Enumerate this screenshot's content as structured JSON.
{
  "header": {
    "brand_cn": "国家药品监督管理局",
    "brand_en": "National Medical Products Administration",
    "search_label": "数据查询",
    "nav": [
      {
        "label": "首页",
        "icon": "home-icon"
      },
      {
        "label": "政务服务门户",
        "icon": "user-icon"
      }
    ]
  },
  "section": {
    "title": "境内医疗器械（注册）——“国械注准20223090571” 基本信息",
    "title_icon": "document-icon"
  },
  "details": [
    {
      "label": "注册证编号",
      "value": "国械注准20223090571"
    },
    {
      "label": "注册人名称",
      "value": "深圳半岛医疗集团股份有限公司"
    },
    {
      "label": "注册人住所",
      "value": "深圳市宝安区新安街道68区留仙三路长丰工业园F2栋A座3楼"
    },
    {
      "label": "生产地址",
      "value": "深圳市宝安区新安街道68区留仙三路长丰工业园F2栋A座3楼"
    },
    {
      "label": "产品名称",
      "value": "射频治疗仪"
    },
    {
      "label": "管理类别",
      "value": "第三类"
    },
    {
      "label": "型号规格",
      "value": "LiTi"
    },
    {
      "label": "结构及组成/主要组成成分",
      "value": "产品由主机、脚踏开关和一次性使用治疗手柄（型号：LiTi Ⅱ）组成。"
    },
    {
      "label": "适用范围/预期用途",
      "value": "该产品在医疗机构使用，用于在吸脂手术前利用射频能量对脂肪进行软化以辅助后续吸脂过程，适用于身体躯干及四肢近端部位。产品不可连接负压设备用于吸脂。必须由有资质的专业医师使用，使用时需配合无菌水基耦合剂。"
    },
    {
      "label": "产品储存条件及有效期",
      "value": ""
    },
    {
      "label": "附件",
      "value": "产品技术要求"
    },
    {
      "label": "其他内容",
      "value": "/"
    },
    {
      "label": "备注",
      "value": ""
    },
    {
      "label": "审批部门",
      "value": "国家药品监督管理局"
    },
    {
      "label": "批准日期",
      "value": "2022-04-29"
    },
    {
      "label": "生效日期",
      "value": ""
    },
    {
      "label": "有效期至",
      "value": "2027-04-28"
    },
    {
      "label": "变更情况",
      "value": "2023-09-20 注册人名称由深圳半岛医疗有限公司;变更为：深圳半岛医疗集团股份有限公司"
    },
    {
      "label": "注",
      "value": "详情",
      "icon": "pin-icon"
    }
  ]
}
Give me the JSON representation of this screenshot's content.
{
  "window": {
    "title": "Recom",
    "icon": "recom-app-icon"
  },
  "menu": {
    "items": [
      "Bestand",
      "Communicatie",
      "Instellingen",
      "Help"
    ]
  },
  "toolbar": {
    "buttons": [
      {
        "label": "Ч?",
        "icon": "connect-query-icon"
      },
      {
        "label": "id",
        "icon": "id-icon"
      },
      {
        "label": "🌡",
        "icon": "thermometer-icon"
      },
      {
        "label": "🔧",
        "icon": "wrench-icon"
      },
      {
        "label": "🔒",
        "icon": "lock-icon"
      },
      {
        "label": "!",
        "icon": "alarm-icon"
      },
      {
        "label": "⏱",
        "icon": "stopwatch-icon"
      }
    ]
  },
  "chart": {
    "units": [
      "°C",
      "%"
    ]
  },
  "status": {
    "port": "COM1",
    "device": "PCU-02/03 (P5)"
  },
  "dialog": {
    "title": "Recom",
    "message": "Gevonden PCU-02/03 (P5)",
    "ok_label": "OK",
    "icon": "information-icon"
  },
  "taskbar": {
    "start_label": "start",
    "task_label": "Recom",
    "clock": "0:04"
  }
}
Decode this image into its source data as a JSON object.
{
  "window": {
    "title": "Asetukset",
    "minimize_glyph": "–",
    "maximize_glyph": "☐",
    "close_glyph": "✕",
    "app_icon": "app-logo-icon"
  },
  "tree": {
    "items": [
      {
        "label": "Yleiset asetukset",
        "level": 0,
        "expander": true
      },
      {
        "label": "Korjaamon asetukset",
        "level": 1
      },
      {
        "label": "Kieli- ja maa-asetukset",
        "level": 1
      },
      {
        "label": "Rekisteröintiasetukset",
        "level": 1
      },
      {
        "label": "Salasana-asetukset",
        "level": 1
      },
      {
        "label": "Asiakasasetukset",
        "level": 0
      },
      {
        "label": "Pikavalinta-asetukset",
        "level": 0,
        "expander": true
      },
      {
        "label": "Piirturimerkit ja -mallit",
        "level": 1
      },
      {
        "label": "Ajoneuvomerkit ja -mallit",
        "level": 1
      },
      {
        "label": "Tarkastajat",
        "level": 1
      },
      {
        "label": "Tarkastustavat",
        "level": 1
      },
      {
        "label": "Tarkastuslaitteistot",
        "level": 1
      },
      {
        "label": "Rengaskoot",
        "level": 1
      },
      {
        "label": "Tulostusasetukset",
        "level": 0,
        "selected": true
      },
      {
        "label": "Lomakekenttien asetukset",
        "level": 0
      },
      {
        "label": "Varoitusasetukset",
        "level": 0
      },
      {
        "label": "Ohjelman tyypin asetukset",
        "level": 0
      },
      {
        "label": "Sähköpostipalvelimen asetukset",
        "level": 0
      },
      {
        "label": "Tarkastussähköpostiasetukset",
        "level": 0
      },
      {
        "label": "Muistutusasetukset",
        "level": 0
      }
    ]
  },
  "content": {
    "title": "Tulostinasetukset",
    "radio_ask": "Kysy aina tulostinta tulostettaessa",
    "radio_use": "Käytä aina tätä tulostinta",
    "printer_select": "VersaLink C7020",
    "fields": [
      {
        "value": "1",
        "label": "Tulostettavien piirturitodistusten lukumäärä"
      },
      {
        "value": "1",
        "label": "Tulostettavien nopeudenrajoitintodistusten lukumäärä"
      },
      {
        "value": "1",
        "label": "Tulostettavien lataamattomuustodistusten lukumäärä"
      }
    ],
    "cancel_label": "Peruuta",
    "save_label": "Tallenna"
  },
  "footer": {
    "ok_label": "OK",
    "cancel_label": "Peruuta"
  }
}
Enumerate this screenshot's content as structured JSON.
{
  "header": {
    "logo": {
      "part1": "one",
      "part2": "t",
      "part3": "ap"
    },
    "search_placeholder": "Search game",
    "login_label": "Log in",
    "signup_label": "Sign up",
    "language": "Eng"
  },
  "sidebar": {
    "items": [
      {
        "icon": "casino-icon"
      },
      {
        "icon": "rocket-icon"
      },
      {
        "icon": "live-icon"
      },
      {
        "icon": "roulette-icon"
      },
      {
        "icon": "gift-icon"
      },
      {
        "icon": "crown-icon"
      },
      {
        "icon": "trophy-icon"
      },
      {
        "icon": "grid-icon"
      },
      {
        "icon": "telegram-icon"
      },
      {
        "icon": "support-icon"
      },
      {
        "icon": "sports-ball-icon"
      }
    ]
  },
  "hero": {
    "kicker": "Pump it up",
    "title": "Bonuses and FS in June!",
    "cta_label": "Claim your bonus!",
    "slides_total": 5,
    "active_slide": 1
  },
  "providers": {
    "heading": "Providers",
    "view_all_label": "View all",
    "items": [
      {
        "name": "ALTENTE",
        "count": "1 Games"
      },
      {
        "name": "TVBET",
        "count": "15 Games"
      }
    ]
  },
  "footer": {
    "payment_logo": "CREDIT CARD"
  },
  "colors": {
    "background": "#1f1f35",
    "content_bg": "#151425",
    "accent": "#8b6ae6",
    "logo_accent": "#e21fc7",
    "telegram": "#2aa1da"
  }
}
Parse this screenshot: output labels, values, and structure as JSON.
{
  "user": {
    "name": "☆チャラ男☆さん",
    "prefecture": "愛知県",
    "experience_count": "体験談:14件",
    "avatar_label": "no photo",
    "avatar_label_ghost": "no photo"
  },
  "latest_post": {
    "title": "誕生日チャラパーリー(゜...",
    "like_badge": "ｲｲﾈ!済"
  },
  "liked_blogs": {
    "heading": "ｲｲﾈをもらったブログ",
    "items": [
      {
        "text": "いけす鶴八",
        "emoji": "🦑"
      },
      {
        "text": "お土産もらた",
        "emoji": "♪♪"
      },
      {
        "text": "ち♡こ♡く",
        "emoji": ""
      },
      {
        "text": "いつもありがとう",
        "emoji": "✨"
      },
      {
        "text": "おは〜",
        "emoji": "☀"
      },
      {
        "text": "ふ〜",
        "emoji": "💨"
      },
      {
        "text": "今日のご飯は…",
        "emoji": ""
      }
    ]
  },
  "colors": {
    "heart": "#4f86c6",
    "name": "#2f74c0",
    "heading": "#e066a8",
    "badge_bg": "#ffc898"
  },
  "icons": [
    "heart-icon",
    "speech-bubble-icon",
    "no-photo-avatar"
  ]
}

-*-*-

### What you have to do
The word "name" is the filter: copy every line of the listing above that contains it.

### Solution for this exercise
        "name": "ALTENTE",
        "name": "TVBET",
    "name": "☆チャラ男☆さん",
    "name": "#2f74c0",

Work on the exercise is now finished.